The future of six Polk County schools hinge on the next few months.
Each of the schools listed below have been graded with D’s or F’s for the past three years.
If the trend continues, the school district says it will be forced to put a private operator in charge.
It basically all comes down to this Jun, when schools will get their grades for the 2017-18 school year.
If the schools, individually, make a C grade or higher, nothing will happen.
However, if their grade comes back low again, the school board has decided a private operator will take control.
This is just one of three options the board must make when a school continues down a bad grade trend for three years or more in a row.
“I’m frustrated, I’m frustrated because I feel like my kids school is doing well,” Travis Thompson said it’s not for for his sixth grade son, who is excelling at Lake Alfred Polytech Academy.
Thompson says his son’s school is doing anything but failing.
We asked what kind of grades his son makes.
“My kid has all A’s maybe a B here and there,” Thompson said.
Thompson specifically placed his sixth grader in a school, he knew he rated low, because of the outstanding programs offered.
But according to this list, all of the schools have done poorly for three consecutive years.
- Bartow Middle
- Garner Elementary
- Kathleen Middle

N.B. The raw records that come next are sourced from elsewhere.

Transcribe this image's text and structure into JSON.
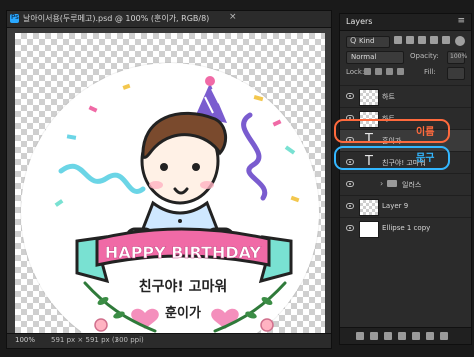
{
  "document": {
    "tab_title": "날아이서용(두루메고).psd @ 100% (훈이가, RGB/8)",
    "close_glyph": "×",
    "ps_badge": "Ps",
    "zoom": "100%",
    "doc_size": "591 px × 591 px (300 ppi)",
    "status_arrow": "›"
  },
  "artwork": {
    "banner_text": "HAPPY BIRTHDAY",
    "line1": "친구야! 고마워",
    "line2": "훈이가"
  },
  "layers_panel": {
    "tab_label": "Layers",
    "menu_glyph": "≡",
    "kind_label": "Kind",
    "kind_search_glyph": "Q",
    "blend_mode": "Normal",
    "opacity_label": "Opacity:",
    "opacity_value": "100%",
    "lock_label": "Lock:",
    "fill_label": "Fill:",
    "layers": [
      {
        "name": "하트",
        "type": "raster",
        "selected": false
      },
      {
        "name": "하트",
        "type": "raster",
        "selected": false
      },
      {
        "name": "훈이가",
        "type": "text",
        "selected": true
      },
      {
        "name": "친구야! 고마워",
        "type": "text",
        "selected": false
      },
      {
        "name": "일러스",
        "type": "group",
        "selected": false
      },
      {
        "name": "Layer 9",
        "type": "raster",
        "selected": false
      },
      {
        "name": "Ellipse 1 copy",
        "type": "raster",
        "selected": false
      }
    ]
  },
  "annotations": {
    "orange_label": "이름",
    "blue_label": "문구",
    "orange_color": "#ff6a3d",
    "blue_color": "#33b7ff"
  },
  "colors": {
    "banner_pink": "#f06aa6",
    "banner_teal": "#79e1d2",
    "accent_blue": "#2aa8ff"
  }
}
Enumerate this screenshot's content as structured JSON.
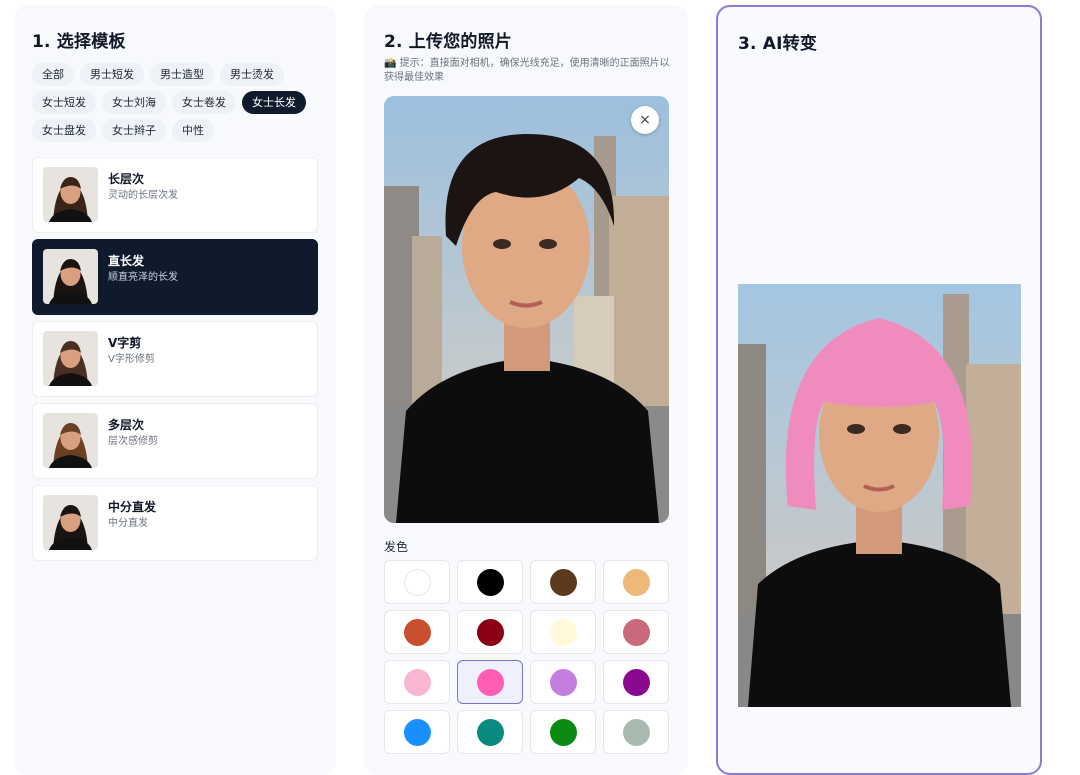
{
  "step1": {
    "title": "1. 选择模板",
    "tags": [
      {
        "label": "全部",
        "active": false
      },
      {
        "label": "男士短发",
        "active": false
      },
      {
        "label": "男士造型",
        "active": false
      },
      {
        "label": "男士烫发",
        "active": false
      },
      {
        "label": "女士短发",
        "active": false
      },
      {
        "label": "女士刘海",
        "active": false
      },
      {
        "label": "女士卷发",
        "active": false
      },
      {
        "label": "女士长发",
        "active": true
      },
      {
        "label": "女士盘发",
        "active": false
      },
      {
        "label": "女士辫子",
        "active": false
      },
      {
        "label": "中性",
        "active": false
      }
    ],
    "templates": [
      {
        "name": "长层次",
        "desc": "灵动的长层次发",
        "active": false,
        "hair": "#3a2418"
      },
      {
        "name": "直长发",
        "desc": "顺直亮泽的长发",
        "active": true,
        "hair": "#1c1410"
      },
      {
        "name": "V字剪",
        "desc": "V字形修剪",
        "active": false,
        "hair": "#4a3022"
      },
      {
        "name": "多层次",
        "desc": "层次感修剪",
        "active": false,
        "hair": "#6b3f22"
      },
      {
        "name": "中分直发",
        "desc": "中分直发",
        "active": false,
        "hair": "#1a1512"
      }
    ]
  },
  "step2": {
    "title": "2. 上传您的照片",
    "hint": "📸 提示：直接面对相机，确保光线充足，使用清晰的正面照片以获得最佳效果",
    "close_label": "×",
    "hair_color_label": "发色",
    "colors": [
      {
        "hex": "#ffffff",
        "selected": false
      },
      {
        "hex": "#000000",
        "selected": false
      },
      {
        "hex": "#5b3a1e",
        "selected": false
      },
      {
        "hex": "#edb87a",
        "selected": false
      },
      {
        "hex": "#c8502f",
        "selected": false
      },
      {
        "hex": "#8b0016",
        "selected": false
      },
      {
        "hex": "#fff8d9",
        "selected": false
      },
      {
        "hex": "#c86a7c",
        "selected": false
      },
      {
        "hex": "#f7b6d2",
        "selected": false
      },
      {
        "hex": "#ff5eb4",
        "selected": true
      },
      {
        "hex": "#c47ee0",
        "selected": false
      },
      {
        "hex": "#8a0a8f",
        "selected": false
      },
      {
        "hex": "#1890ff",
        "selected": false
      },
      {
        "hex": "#0b8a80",
        "selected": false
      },
      {
        "hex": "#0a8a12",
        "selected": false
      },
      {
        "hex": "#a9bbb0",
        "selected": false
      }
    ]
  },
  "step3": {
    "title": "3. AI转变"
  }
}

- Lake Alfred Polytech Academy
- Lake Marion Creek Middle
“The staff is so engaged, the kids are so engaged, it’s heartbreaking to see them be drug through this,” Thompson said.
When this trend comes up, the state mandates the district to choose to either close the school and transfer students; close the school and reopen it as a charter school or hand it over to an external operator.
“We are putting everything we can in there right now to make sure that the schools make it in June to a ‘C’ so they are not up underneath and external operator,” Jacqueline Byrd, the Polk County School Board Superintendent said.
The school says if it had a choice, they would not choose any of the options, especially because it will likely cost the district hundreds of thousands of dollars.
The superintendent estimates it could cost at least $300,000 per school, possibly more.
“I believe the state is forcing a decision that the district if left up to its own devices did not feel it needed to make,” Marianne Capoziello, with the Polk Education Association says she does not agree with a bill Governor Rick Scott signed last year.
In the bill, it forces school districts to choose from the above options when schools continue to fail.
Parents say a repercussion for the schools, and most importantly, the kids.
“To see this happen it’s like a gut punch, I don’t understand why this is happening,” Thompson said.
The Polk County superintendent says she is confident that the schools will grade a C or above come June, siting the staff and teachers have been working extremely hard to dig themselves out of a hole.